▼

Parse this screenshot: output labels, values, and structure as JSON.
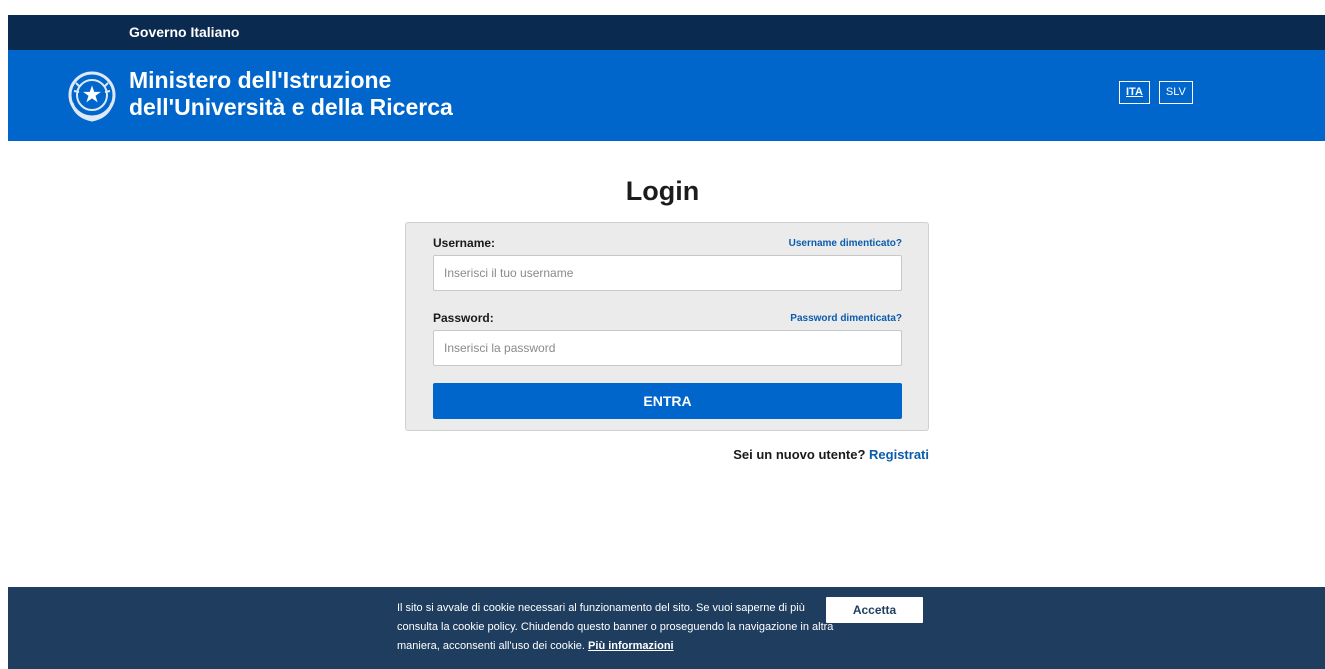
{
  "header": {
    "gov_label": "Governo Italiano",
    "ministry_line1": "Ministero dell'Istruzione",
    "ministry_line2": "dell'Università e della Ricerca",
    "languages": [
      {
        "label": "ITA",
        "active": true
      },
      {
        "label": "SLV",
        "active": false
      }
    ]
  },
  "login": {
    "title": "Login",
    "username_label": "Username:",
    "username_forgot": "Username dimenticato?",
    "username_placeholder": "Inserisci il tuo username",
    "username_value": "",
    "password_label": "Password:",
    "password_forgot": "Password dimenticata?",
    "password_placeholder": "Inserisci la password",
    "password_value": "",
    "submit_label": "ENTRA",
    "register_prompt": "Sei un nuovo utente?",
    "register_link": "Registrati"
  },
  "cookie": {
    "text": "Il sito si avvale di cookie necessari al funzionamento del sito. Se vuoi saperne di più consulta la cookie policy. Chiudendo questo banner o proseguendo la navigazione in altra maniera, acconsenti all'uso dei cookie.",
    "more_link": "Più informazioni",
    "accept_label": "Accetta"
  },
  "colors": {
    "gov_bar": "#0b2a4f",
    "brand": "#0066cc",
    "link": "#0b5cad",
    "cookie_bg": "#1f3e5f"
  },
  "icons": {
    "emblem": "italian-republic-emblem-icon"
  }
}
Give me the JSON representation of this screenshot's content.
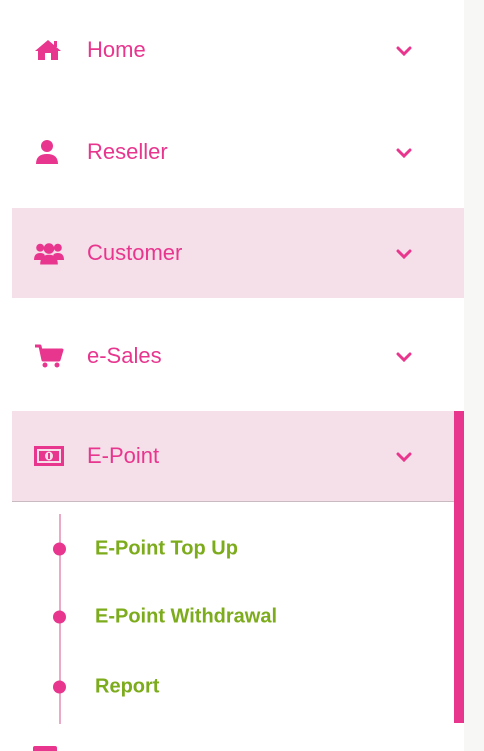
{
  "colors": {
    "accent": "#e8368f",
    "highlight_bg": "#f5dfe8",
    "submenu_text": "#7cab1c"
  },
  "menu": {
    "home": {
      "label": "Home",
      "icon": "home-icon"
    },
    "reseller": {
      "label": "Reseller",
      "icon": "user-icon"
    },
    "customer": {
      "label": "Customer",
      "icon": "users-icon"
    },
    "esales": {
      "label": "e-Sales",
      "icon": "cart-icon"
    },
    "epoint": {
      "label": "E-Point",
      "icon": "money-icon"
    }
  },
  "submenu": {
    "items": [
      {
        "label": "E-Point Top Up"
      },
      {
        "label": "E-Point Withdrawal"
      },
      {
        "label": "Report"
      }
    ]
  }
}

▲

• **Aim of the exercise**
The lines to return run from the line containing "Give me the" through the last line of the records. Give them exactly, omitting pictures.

• **The completed task**
Give me the JSON representation of this screenshot's content.
{
  "colors": {
    "accent": "#e8368f",
    "highlight_bg": "#f5dfe8",
    "submenu_text": "#7cab1c"
  },
  "menu": {
    "home": {
      "label": "Home",
      "icon": "home-icon"
    },
    "reseller": {
      "label": "Reseller",
      "icon": "user-icon"
    },
    "customer": {
      "label": "Customer",
      "icon": "users-icon"
    },
    "esales": {
      "label": "e-Sales",
      "icon": "cart-icon"
    },
    "epoint": {
      "label": "E-Point",
      "icon": "money-icon"
    }
  },
  "submenu": {
    "items": [
      {
        "label": "E-Point Top Up"
      },
      {
        "label": "E-Point Withdrawal"
      },
      {
        "label": "Report"
      }
    ]
  }
}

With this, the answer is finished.